:: RECORDS PROVIDED ::
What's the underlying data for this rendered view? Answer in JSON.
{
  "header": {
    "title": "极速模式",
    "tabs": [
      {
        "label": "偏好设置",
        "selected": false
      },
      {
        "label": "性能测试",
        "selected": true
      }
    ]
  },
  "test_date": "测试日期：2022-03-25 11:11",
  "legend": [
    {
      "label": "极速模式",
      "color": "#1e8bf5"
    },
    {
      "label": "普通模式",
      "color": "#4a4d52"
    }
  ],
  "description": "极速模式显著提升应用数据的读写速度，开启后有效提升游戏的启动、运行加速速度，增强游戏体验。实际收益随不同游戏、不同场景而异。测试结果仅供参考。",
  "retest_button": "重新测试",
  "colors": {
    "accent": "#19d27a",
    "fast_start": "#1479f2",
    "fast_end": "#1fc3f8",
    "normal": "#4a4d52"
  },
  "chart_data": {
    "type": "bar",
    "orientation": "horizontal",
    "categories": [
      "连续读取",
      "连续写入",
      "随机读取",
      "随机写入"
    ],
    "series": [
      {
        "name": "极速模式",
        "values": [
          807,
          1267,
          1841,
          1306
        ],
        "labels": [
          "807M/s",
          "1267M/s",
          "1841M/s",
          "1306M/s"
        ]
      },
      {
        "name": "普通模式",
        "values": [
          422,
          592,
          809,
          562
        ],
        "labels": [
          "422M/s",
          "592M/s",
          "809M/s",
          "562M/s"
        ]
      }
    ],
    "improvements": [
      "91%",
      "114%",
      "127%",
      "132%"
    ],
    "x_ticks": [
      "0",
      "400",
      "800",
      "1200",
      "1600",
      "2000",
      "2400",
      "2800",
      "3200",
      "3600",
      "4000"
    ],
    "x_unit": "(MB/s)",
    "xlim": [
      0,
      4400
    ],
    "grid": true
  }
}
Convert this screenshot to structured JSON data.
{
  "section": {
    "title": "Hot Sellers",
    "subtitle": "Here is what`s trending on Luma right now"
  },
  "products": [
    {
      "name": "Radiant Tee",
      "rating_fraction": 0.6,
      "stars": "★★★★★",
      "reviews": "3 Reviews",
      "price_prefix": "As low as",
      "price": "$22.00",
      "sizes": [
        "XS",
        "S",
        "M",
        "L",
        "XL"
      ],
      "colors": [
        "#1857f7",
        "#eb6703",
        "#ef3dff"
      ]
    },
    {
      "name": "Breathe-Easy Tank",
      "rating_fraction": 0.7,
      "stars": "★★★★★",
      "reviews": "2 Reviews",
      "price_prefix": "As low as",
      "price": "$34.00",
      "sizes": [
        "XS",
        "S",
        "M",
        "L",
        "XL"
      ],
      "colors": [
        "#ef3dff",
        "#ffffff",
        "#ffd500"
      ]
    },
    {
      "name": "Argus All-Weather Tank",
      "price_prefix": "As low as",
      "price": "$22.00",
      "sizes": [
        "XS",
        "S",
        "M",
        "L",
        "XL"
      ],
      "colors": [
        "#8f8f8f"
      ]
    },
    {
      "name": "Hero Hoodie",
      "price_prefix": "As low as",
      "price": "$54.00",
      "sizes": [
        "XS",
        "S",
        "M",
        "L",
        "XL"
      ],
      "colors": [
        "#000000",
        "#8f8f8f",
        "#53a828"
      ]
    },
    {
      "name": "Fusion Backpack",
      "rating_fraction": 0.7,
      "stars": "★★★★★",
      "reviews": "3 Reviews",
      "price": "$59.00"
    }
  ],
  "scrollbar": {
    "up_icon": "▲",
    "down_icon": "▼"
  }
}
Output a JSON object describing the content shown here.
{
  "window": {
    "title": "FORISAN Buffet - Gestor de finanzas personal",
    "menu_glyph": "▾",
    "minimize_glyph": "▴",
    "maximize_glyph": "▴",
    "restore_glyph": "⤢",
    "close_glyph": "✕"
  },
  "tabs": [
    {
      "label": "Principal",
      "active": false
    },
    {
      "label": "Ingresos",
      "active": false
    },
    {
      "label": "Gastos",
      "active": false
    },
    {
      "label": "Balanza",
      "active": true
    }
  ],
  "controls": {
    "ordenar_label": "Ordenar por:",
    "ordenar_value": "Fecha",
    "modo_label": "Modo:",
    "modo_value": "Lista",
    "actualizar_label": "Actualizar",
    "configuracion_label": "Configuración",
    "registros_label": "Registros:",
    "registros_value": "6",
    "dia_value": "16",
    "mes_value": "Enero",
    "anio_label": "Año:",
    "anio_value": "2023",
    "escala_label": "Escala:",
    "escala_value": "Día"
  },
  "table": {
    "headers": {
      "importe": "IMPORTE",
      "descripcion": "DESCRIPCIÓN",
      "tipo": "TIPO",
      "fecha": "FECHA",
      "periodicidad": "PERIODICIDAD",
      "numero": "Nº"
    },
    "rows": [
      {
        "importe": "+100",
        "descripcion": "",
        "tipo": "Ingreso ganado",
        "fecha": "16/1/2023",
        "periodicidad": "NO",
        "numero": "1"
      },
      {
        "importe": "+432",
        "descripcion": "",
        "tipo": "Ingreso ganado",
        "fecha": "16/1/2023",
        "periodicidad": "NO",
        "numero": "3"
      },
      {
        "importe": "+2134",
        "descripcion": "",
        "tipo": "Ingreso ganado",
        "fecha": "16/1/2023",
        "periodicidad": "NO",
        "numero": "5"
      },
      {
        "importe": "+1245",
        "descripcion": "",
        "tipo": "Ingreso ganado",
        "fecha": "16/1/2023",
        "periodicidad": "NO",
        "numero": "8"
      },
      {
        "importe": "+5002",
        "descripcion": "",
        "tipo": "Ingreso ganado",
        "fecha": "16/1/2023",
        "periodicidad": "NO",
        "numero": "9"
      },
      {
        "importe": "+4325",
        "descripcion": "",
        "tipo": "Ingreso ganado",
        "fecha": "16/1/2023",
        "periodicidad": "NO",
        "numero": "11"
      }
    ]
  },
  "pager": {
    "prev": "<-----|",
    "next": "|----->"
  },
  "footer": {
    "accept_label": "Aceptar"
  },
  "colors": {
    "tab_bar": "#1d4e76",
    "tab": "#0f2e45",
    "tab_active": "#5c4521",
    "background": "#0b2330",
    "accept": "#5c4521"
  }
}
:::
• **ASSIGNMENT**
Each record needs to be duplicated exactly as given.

• **TASK RESULT**
What's the underlying data for this rendered view? Answer in JSON.
{
  "header": {
    "title": "极速模式",
    "tabs": [
      {
        "label": "偏好设置",
        "selected": false
      },
      {
        "label": "性能测试",
        "selected": true
      }
    ]
  },
  "test_date": "测试日期：2022-03-25 11:11",
  "legend": [
    {
      "label": "极速模式",
      "color": "#1e8bf5"
    },
    {
      "label": "普通模式",
      "color": "#4a4d52"
    }
  ],
  "description": "极速模式显著提升应用数据的读写速度，开启后有效提升游戏的启动、运行加速速度，增强游戏体验。实际收益随不同游戏、不同场景而异。测试结果仅供参考。",
  "retest_button": "重新测试",
  "colors": {
    "accent": "#19d27a",
    "fast_start": "#1479f2",
    "fast_end": "#1fc3f8",
    "normal": "#4a4d52"
  },
  "chart_data": {
    "type": "bar",
    "orientation": "horizontal",
    "categories": [
      "连续读取",
      "连续写入",
      "随机读取",
      "随机写入"
    ],
    "series": [
      {
        "name": "极速模式",
        "values": [
          807,
          1267,
          1841,
          1306
        ],
        "labels": [
          "807M/s",
          "1267M/s",
          "1841M/s",
          "1306M/s"
        ]
      },
      {
        "name": "普通模式",
        "values": [
          422,
          592,
          809,
          562
        ],
        "labels": [
          "422M/s",
          "592M/s",
          "809M/s",
          "562M/s"
        ]
      }
    ],
    "improvements": [
      "91%",
      "114%",
      "127%",
      "132%"
    ],
    "x_ticks": [
      "0",
      "400",
      "800",
      "1200",
      "1600",
      "2000",
      "2400",
      "2800",
      "3200",
      "3600",
      "4000"
    ],
    "x_unit": "(MB/s)",
    "xlim": [
      0,
      4400
    ],
    "grid": true
  }
}
Convert this screenshot to structured JSON data.
{
  "section": {
    "title": "Hot Sellers",
    "subtitle": "Here is what`s trending on Luma right now"
  },
  "products": [
    {
      "name": "Radiant Tee",
      "rating_fraction": 0.6,
      "stars": "★★★★★",
      "reviews": "3 Reviews",
      "price_prefix": "As low as",
      "price": "$22.00",
      "sizes": [
        "XS",
        "S",
        "M",
        "L",
        "XL"
      ],
      "colors": [
        "#1857f7",
        "#eb6703",
        "#ef3dff"
      ]
    },
    {
      "name": "Breathe-Easy Tank",
      "rating_fraction": 0.7,
      "stars": "★★★★★",
      "reviews": "2 Reviews",
      "price_prefix": "As low as",
      "price": "$34.00",
      "sizes": [
        "XS",
        "S",
        "M",
        "L",
        "XL"
      ],
      "colors": [
        "#ef3dff",
        "#ffffff",
        "#ffd500"
      ]
    },
    {
      "name": "Argus All-Weather Tank",
      "price_prefix": "As low as",
      "price": "$22.00",
      "sizes": [
        "XS",
        "S",
        "M",
        "L",
        "XL"
      ],
      "colors": [
        "#8f8f8f"
      ]
    },
    {
      "name": "Hero Hoodie",
      "price_prefix": "As low as",
      "price": "$54.00",
      "sizes": [
        "XS",
        "S",
        "M",
        "L",
        "XL"
      ],
      "colors": [
        "#000000",
        "#8f8f8f",
        "#53a828"
      ]
    },
    {
      "name": "Fusion Backpack",
      "rating_fraction": 0.7,
      "stars": "★★★★★",
      "reviews": "3 Reviews",
      "price": "$59.00"
    }
  ],
  "scrollbar": {
    "up_icon": "▲",
    "down_icon": "▼"
  }
}
Output a JSON object describing the content shown here.
{
  "window": {
    "title": "FORISAN Buffet - Gestor de finanzas personal",
    "menu_glyph": "▾",
    "minimize_glyph": "▴",
    "maximize_glyph": "▴",
    "restore_glyph": "⤢",
    "close_glyph": "✕"
  },
  "tabs": [
    {
      "label": "Principal",
      "active": false
    },
    {
      "label": "Ingresos",
      "active": false
    },
    {
      "label": "Gastos",
      "active": false
    },
    {
      "label": "Balanza",
      "active": true
    }
  ],
  "controls": {
    "ordenar_label": "Ordenar por:",
    "ordenar_value": "Fecha",
    "modo_label": "Modo:",
    "modo_value": "Lista",
    "actualizar_label": "Actualizar",
    "configuracion_label": "Configuración",
    "registros_label": "Registros:",
    "registros_value": "6",
    "dia_value": "16",
    "mes_value": "Enero",
    "anio_label": "Año:",
    "anio_value": "2023",
    "escala_label": "Escala:",
    "escala_value": "Día"
  },
  "table": {
    "headers": {
      "importe": "IMPORTE",
      "descripcion": "DESCRIPCIÓN",
      "tipo": "TIPO",
      "fecha": "FECHA",
      "periodicidad": "PERIODICIDAD",
      "numero": "Nº"
    },
    "rows": [
      {
        "importe": "+100",
        "descripcion": "",
        "tipo": "Ingreso ganado",
        "fecha": "16/1/2023",
        "periodicidad": "NO",
        "numero": "1"
      },
      {
        "importe": "+432",
        "descripcion": "",
        "tipo": "Ingreso ganado",
        "fecha": "16/1/2023",
        "periodicidad": "NO",
        "numero": "3"
      },
      {
        "importe": "+2134",
        "descripcion": "",
        "tipo": "Ingreso ganado",
        "fecha": "16/1/2023",
        "periodicidad": "NO",
        "numero": "5"
      },
      {
        "importe": "+1245",
        "descripcion": "",
        "tipo": "Ingreso ganado",
        "fecha": "16/1/2023",
        "periodicidad": "NO",
        "numero": "8"
      },
      {
        "importe": "+5002",
        "descripcion": "",
        "tipo": "Ingreso ganado",
        "fecha": "16/1/2023",
        "periodicidad": "NO",
        "numero": "9"
      },
      {
        "importe": "+4325",
        "descripcion": "",
        "tipo": "Ingreso ganado",
        "fecha": "16/1/2023",
        "periodicidad": "NO",
        "numero": "11"
      }
    ]
  },
  "pager": {
    "prev": "<-----|",
    "next": "|----->"
  },
  "footer": {
    "accept_label": "Aceptar"
  },
  "colors": {
    "tab_bar": "#1d4e76",
    "tab": "#0f2e45",
    "tab_active": "#5c4521",
    "background": "#0b2330",
    "accept": "#5c4521"
  }
}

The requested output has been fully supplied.